Study: E-Mail Marketing Revenue to Top $2 Billion in 2001
Page 1 of 1
Despite the much-publicized problems now facing the Web advertising industry, revenue from e-mail marketing is poised to more than double during 2001, according to a new study by New York-based research group eMarketer.
Indeed, while industry watchers like Merrill Lynch's Henry Blodget are predicting year-over-year revenue to remain flat at $8 billion, the e-mail marketing industry will rake in a healthy $2.1 billion during the coming year, a 110 percent increase from its take in 2000.
According to the report, a large portion of that is due to the high level of accuracy from opt-in e-mail, which typically sees about a 3.2 percent click-through rate. Banner ads, meanwhile, see only a 0.3 percent click-through, according to the study's findings.
"E-mail is more interactive, personal and intrusive than Web ads, which allows marketers to get in front of customers and prospects in a more concrete and forceful way," said eMarketer senior analyst Jonathan Jackson. "At the very least, e-mail marketers can be assured their advertising message headlines will be seen by particular prospects."
Also in e-mail's favor is the fact that it remains cheaper for companies to use in marketing campaigns than direct mail or telemarketing.
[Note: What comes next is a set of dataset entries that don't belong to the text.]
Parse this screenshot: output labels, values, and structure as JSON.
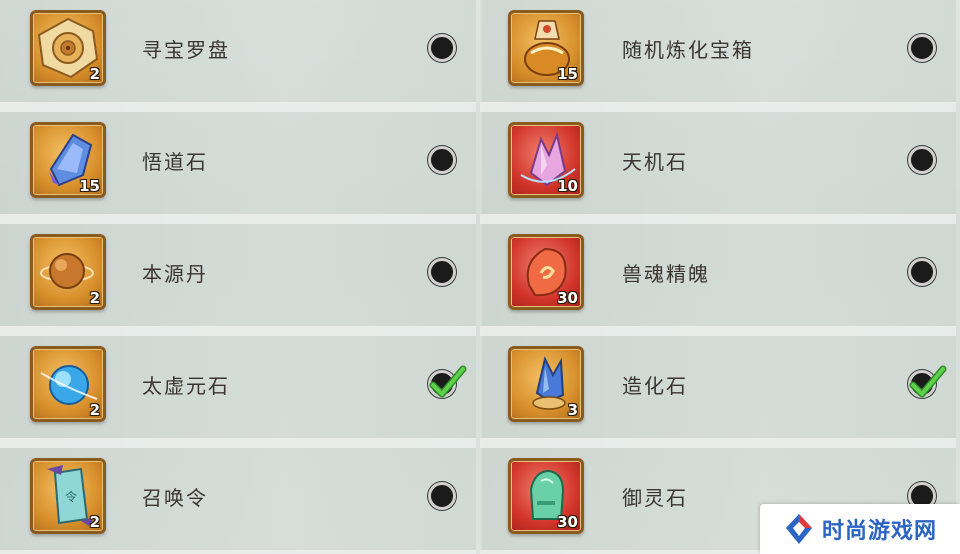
{
  "left_column": [
    {
      "name": "寻宝罗盘",
      "qty": "2",
      "frame": "gold",
      "icon": "compass-icon",
      "checked": false
    },
    {
      "name": "悟道石",
      "qty": "15",
      "frame": "gold",
      "icon": "blue-crystal-icon",
      "checked": false
    },
    {
      "name": "本源丹",
      "qty": "2",
      "frame": "gold",
      "icon": "orb-pill-icon",
      "checked": false
    },
    {
      "name": "太虚元石",
      "qty": "2",
      "frame": "gold",
      "icon": "blue-sphere-icon",
      "checked": true
    },
    {
      "name": "召唤令",
      "qty": "2",
      "frame": "gold",
      "icon": "summon-token-icon",
      "checked": false
    }
  ],
  "right_column": [
    {
      "name": "随机炼化宝箱",
      "qty": "15",
      "frame": "gold",
      "icon": "treasure-bag-icon",
      "checked": false
    },
    {
      "name": "天机石",
      "qty": "10",
      "frame": "red",
      "icon": "pink-crystal-icon",
      "checked": false
    },
    {
      "name": "兽魂精魄",
      "qty": "30",
      "frame": "red",
      "icon": "beast-soul-icon",
      "checked": false
    },
    {
      "name": "造化石",
      "qty": "3",
      "frame": "gold",
      "icon": "creation-crystal-icon",
      "checked": true
    },
    {
      "name": "御灵石",
      "qty": "30",
      "frame": "red",
      "icon": "jade-stone-icon",
      "checked": false
    }
  ],
  "watermark": {
    "brand": "时尚游戏网"
  }
}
According to the study, the average cost per e-mail message -- unsolicited and permission-based -- is less than a cent, compared to between $1 to $3 for telemarketing and $.75 to $2.00 for direct mail.
E-mail also makes it faster for companies to see responses. According to the findings, 80 percent of e-mail marketing messages are responded to within 48 hours, as compared to the six- to eight-week period for traditional direct marketing methods. Additionally, 85 percent of responses to an e-mail offer are received within the first 48 hours, according to the study.
"No marketing communications medium exists that is more targetable, customizable and more flexible than e-mail. That is why e-mail is revolutionizing direct marketing," Jackson said. "E-mail direct marketing, when done correctly, can overcome the limitations of traditional direct marketing by offering limitless targeting ability at pennies per e-mail and allowing marketers to have a one-to-one conversation with each of their customers."
In creating the report, the study's authors aggregated data from sources including advertising research groups like Jupiter Media Metrix' AdRelevance unit and Competitive Media Reporting; consultancies such as Forrester Research, Giga Information Group and IDC; industry groups like the Direct Marketing Association and the Interactive Advertising Bureau; and independent reports by investment bank industry-watchers like Blodget.
While the study is promising news for e-mail marketing service firms and list brokers, e-mail's continued expansion conversely suggests some bad news for Web-based media, if reports are correct about overall industry revenues remaining flat in 2001.
Of course, the entire Internet advertising industry includes not just e-mail, but Web media like banners, interstitials and pop-up ads. And that means that as e-mail marketing makes more money, Web-based media will actually see less income, should Blodget and others be correct in predicting small-to-no growth for the overall industry.
Put another way, Web media would see only $5.9 billion in 2001 revenue if Blodget and eMarketer are both right. That's $1 billion less than banner ads and the like brought in last year -- and gloomy news indeed for the multitude of firms and publishers reliant on income from Web ad sales, planning, and serving.